Pre-otic has how many somites?
Post-otic has how many somites?
Pre: 3 somites
Post: the rest (4-5) of the somites
The first 3 somites are associated with the...
The post-otic somites represent...
the branchial/pharyngeal/visceral arches
The sclerotomes of the post-otic somites form what?
the floor of the braincase
Since chondrocranium comes from the sclerotome of somites, it is homologous to...
When the CNS leaves the protection of the vertebral column, what does it now lack?
What does the myotome of the post-otic somites become?
the muscles of the tongue
What does the myotome of the pre-otic somites become?
the muscles that move the eye
Which cranial nerve is associated with the first somite?
Which cranial nerve is associated with the second somite?
Which cranial nerve is associated with the third somite?
The neural crest CANNOT form what?
Since the muscle can't come from neural crest, where does it come from?
Once the somite musculature gets dragged down onto the arches and becomes associated with branchial arches, you can no longer call it somatic musculature. You now have to consider it...
Which nerve is associated with the mandibular arch?
Which nerve is associated with the hyoid arch?
Which nerve is associated with the 3 arch?
Which nerve is associated with the rest of the arches?
For the branchial arches, they drag down the myotomes in order to create the branchial musculature. But before that, what did the branchial arches had to have?
What does this mean?
they have BOTH sensory and motor!
So the types of nerves for each....
Branchial arches: both
Cribiform plate of ethmoid
Optic foramen (optic canal)
Superior orbital fissure
Muscles of the oculomotor nerve:
Superior rectus muscle
Medial rectus muscle
Inferior rectus muscle
Inferior oblique muscle
Not all eye muscles are in the oculomotor nerve.
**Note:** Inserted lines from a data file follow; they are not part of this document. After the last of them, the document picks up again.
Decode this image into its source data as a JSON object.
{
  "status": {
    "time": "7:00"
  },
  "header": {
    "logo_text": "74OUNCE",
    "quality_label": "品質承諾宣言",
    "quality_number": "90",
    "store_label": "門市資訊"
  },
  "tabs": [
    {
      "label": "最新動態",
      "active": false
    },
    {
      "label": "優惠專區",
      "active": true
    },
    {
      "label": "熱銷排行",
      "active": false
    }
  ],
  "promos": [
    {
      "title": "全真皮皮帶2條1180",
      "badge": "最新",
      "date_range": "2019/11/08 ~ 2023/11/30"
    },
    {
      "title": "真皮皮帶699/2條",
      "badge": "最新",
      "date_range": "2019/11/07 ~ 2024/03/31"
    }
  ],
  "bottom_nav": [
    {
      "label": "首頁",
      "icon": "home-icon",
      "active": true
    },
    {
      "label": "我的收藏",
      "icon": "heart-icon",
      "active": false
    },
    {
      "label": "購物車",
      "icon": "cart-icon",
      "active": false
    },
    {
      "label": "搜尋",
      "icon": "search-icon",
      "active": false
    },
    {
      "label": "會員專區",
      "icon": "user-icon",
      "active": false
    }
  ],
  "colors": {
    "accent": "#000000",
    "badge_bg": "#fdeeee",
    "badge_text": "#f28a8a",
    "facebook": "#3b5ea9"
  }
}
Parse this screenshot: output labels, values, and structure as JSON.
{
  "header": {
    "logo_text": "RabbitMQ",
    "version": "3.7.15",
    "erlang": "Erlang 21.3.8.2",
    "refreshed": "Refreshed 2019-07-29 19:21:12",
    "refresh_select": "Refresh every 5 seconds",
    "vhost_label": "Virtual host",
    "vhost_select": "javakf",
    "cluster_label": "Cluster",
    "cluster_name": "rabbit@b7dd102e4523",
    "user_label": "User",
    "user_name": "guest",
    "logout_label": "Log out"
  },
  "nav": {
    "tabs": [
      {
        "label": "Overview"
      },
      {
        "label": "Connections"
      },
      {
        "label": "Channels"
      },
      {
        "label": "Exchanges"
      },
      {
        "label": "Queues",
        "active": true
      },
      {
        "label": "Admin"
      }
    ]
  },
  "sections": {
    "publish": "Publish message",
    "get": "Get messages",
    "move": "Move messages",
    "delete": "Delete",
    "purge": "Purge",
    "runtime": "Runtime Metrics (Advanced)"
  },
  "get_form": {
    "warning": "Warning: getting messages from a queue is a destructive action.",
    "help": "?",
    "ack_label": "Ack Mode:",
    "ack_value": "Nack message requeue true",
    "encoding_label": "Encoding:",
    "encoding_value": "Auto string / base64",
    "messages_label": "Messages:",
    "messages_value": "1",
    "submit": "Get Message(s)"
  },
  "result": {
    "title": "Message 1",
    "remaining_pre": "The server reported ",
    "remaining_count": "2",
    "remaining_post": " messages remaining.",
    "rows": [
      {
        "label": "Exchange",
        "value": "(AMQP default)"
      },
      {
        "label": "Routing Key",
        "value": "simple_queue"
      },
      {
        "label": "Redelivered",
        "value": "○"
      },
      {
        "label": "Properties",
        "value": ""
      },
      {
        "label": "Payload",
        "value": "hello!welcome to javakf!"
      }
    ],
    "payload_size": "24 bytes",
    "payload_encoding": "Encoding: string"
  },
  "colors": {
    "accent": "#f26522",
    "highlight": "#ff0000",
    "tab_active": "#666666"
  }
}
Where are the others?
Superior oblique muscle = Trochlear nerve
Lateral rectus muscle = Abducens nerve
Superior orbital fissure
Cranial nerves that carry parasympathetic innervation out of the skull (covered with meninges then NOT covered any more) are...
The actual fibers of cranial nerve 4 come out _________ even though cell bodies are in the ________ aspect.
(they are originally ventral)
V1 = ophthalmic (sensory; SOF)
V2 = maxillary (sensory; rotundum)
V3 = mandibular (both; ovale)
Superior orbital fissure
Facial expression, taste, lacrimal, nasal, salivary glands
Enter = internal auditory meatus
Exit = stylomastoid foramen
Details on sensory aspect of V1 (ophthalmic)...
-almost wholly sensory: eyeball, lacrimal gland, conductive, part of nasal mucosa, form brow ridge
V1 carries what kind of parasympathetic fibers? From where to where?
Carries postganglionic parasympathetic fibers from pterygopalatine ganglion (preganglionic from CN 7) to lacrimal gland
V1 also carries sympathetic fibers, but for what?
Where do they synapse?
Where do the postganglionic fibers go?
-dilator papillae from upper thoracic levels
-cranial cervical ganglion
-they reach the ophthalmic nerve via branches of internal carotid artery
Details on sensory aspect of V2 (maxillary)...
-almost whole sensory: lower eyelid down to upper lip, gums and teeth; cheek; nose, palate, & pharynx (partial
What kind of fibers does V2 carry? From where to where?
Carries postganglionic parasympathetic fibers from pterygopalatine ganglion (CN 7) to lacrimal and nasal glands
Details on sensory AND motor aspects of V3 (mandibular)...
-Sensory: lower jaw region, including teeth
-Motor nerve to muscles of mandibular arch: masseter, temporalis, medial & lateral pterygoids, mylohyoid, tensor tympani, anterior digastric, and tensor veli palatini
What kind of innervation is involved with V3? Via what?
Postganglionic parasympathetic innervation to sublingual and submandibular glands via lingual nerve
Any muscle associated with the mandibular arch must receive innervation from where?